The new style of IT is pushing DevOps teams to reinvent software building, validation and delivering processes with an aim to shrink development cycle time and reducing defects in production. But in constrained testing environments, DevOps teams face a range of challenges in following the continuous integration and delivery approach for large multi-tier applications. Because release cycles are compressed application testing coverage, and what you test is constrained. And on top of that, consumers demand for an always-on, easily enhanced and mobile experience that comes with cloud-sourced and cloud-delivered composite mobile app offerings.
DevOps’s active collaboration is one way to address these challenges, and the QA police needs advanced solutions and alternative testing methodologies to overcome the constraints of testing composite applications. Challenges emerge when development shops embark on these initiatives with a service-oriented architecture and cloud service integration to test interdependent functional components. DevOps teams relying on third-party cloud services also need to consider security and access limitations as they apply QA testing practices frequently throughout the development lifecycle. For instance, a cloud service delivered on a pay-per-transaction model may incur significant cost when QA teams test application components against it frequently.
In some cases, compliance and privacy restrictions on application data may not allow for testing until later in the development cycle when additional layers of security are applied. Making the application too complex and distributed to accommodate a software overhaul to remove production defects. Sanitization of data for privacy and security also becomes an out-of-scope process of large manual efforts, preventing QA and Ops teams to keep pace with the faster Agile Dev processes. And perhaps most importantly for Big Data applications and testing environments, traditional mockups and stubs barely suffice.
To meet these challenges, teams can utilize a parallel testing approach to perform live testing using the service virtualization layer as a baseline for the production environment. This testing system simulates the behavior, performance and data of the real targeted services, allowing QA teams to perform agile test runs throughout the development lifecycle by:
- Enabling broader test coverage especially in negative test scenarios.
- Performing load testing efficiently for scenarios that require slow response times.
- Simulating testing environments of services restricted due to security and regulatory compliance concerns.
- Re-creating service behavior and introspecting desired service interfaces without incurring the actual cost of using these services.
- Reducing the overall service infrastructure cost.
- Testing the impact of cloud migration and datacenter consolidation on applications.
- Keeping pace with Agile development sprints to enable Agile QA and Ops.
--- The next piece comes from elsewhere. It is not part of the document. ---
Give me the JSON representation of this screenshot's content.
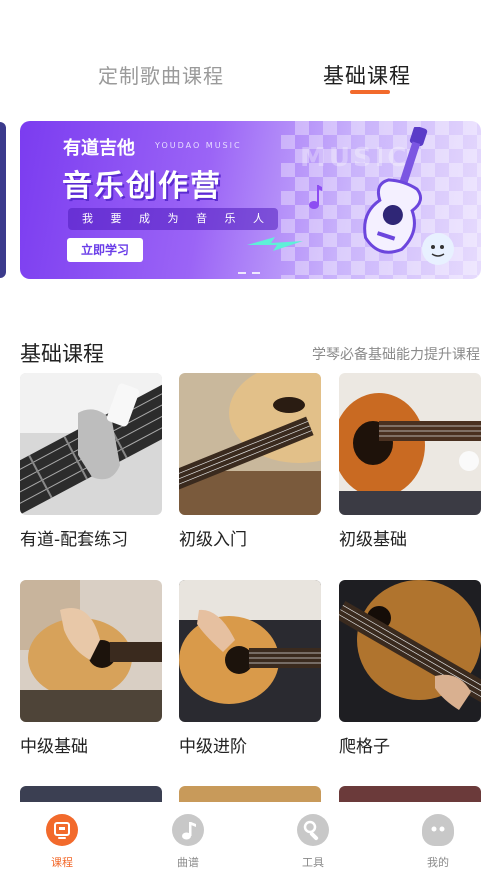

- Creating a unified approach to performing development and testing simultaneously by distributed teams to enable continuous integration.
- Accelerating development to enable continuous delivery.
- Allowing testing without disrupting the operation of essential information systems or exposing sensitive data to potential cyber threats.
The DevOps movement is widely embracing the trend of service virtualization in a bid to enhance test coverage, practicality, accuracy and cost-effectiveness while avoiding risks surrounding security, privacy and compliance. DevOps teams are in a continuous struggle to accelerate time-to-market while maximizing software quality, which prompts parallel development and testing to identify and resolve defects early in the development lifecycle. And according to a recent research study, service virtualization allows development teams to identify 60 to 90 percent more defects at least one step earlier in the development process.
Service virtualization today is not very common, but it is clear that it will be an essential additional component to the modern software delivery pipeline.